  • catching up with the planned tour of the 'Southern Cross' and supporting the project in any way when it, Howard Rice and John Welsford visit the UK
  • doing a series of sailing vlogs about dinghy cruising around the waters of Plymouth Sound, the rivers Lynher and Tavy and the upper reaches of the river Tamar
  • towing Arwen down to Falmouth to complete voyages up the Helford and some tributaries of the Fal (see forthcoming post about visiting Devoran)
  • completing an RYA Day Skipper Theory course (note completing, I'm not so confident of passing.......the old grey matter is very rusty since retiring) 
  • completing a voyage up the Fowey, possibly to Lostwithiel
  • some supporting/volunteering for local youth sailing charities
  • lots of practice - anchoring, reefing, rowing, pilotage etc
  • a capsize test drill of Arwen
  • a vlog about using the galley box and the new sleeping platform on my first camp cruise of this season
  • sailing in company with my friend Dave and his new boat
And a potential winter project - designing and making a 'proper' boom tent for a Welsford navigator using gas pipes and tent fabric; and installing a whale gusher urchin bilge pump.......if I can afford them.  

Will have to do some more supply teaching to fund those projects! 



Tuesday, 17 April 2018

Arwen gets a new paint job

All the deck loops and fittings have been removed
The sander is ready

The hoover has been emptied and stands waiting

The detail sander is pressed into action

Not everyone is going to like the new look..........cockpit floor and sides will be International 'Interdeck' grey............thwart tops in aft cockpit will remain Toplac brilliant white.
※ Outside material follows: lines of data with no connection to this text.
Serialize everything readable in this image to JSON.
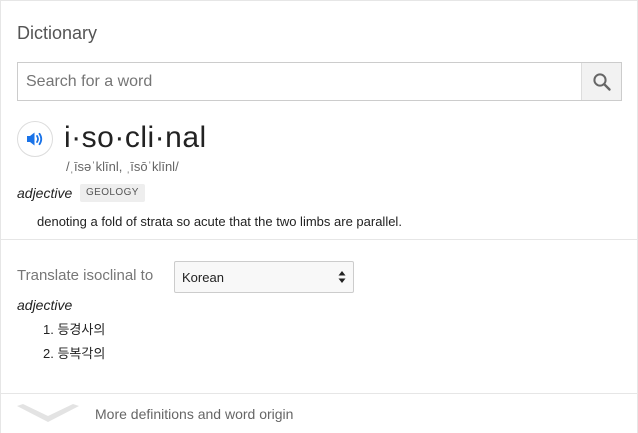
{
  "header": {
    "title": "Dictionary"
  },
  "search": {
    "placeholder": "Search for a word",
    "value": "",
    "button_icon": "search-icon"
  },
  "entry": {
    "speaker_icon": "speaker-icon",
    "headword": "i·so·cli·nal",
    "pronunciation": "/ˌīsəˈklīnl, ˌīsōˈklīnl/",
    "part_of_speech": "adjective",
    "subject_label": "GEOLOGY",
    "definition": "denoting a fold of strata so acute that the two limbs are parallel."
  },
  "translate": {
    "label": "Translate isoclinal to",
    "language": "Korean",
    "part_of_speech": "adjective",
    "items": [
      "1. 등경사의",
      "2. 등복각의"
    ]
  },
  "footer": {
    "more_label": "More definitions and word origin",
    "chevron_icon": "chevron-down-icon"
  },
  "colors": {
    "speaker_blue": "#1a73e8",
    "border": "#cccccc",
    "muted_text": "#777777"
  }
}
The aft cockpit sides and floor will be the same as the front........grey.

Even the cockpit interior coaming will get a re-varnish............and then we start on the fore deck, side decks and exterior coamings 

The Mahogany planks and centreboard casing tops can wait until the end of the season - they will be winter work!

And depending on the weather and sailing opportunities I may, or may not paint the exterior hull. Best not to rush everything at once I always say!!



Monday, 16 April 2018

You can take the geographer out of a classroom.....but you can't take the geography out of a 'retired' geography teacher

A short bus man's holiday. For years I have taught about the Isle of Purbeck, both at GCSE and A Level. But, alas, it has been many, many years since I have been there. This weekend with her indoor's and my in laws, we put that right!
First port of call was Charmouth Beach and its thick mudstone beds

.......and the wave cut platforms

...although there are odd metallic 'fossils' of unidentifiable origin.......



From Charmouth we headed east to Lulworth Cove and Stair Hole

......a discordant coastline, if anyone is interested......



.......sea mists were thick and constantly rolling in.............

.....and Lulworth Cove was hidden in the murk........


mass movements in action............

geologists were out and about..........


visitors arrived and anchored...........


.....managed a bit of rock turning and crab hunting...........

lots of shelly rock to examine........

......the gloom lifted.........revealing stunning colours.........


by midday the car park was full as the sun bought the visitors

want to guess what these are?
(psst........fossilised tree trunks....)

.......the adventure centre sent its budding canoeists around to stair hole


and then we went over to Durdle Door........


....before heading off to the Kimmeridge Ledges for more fossil hunting....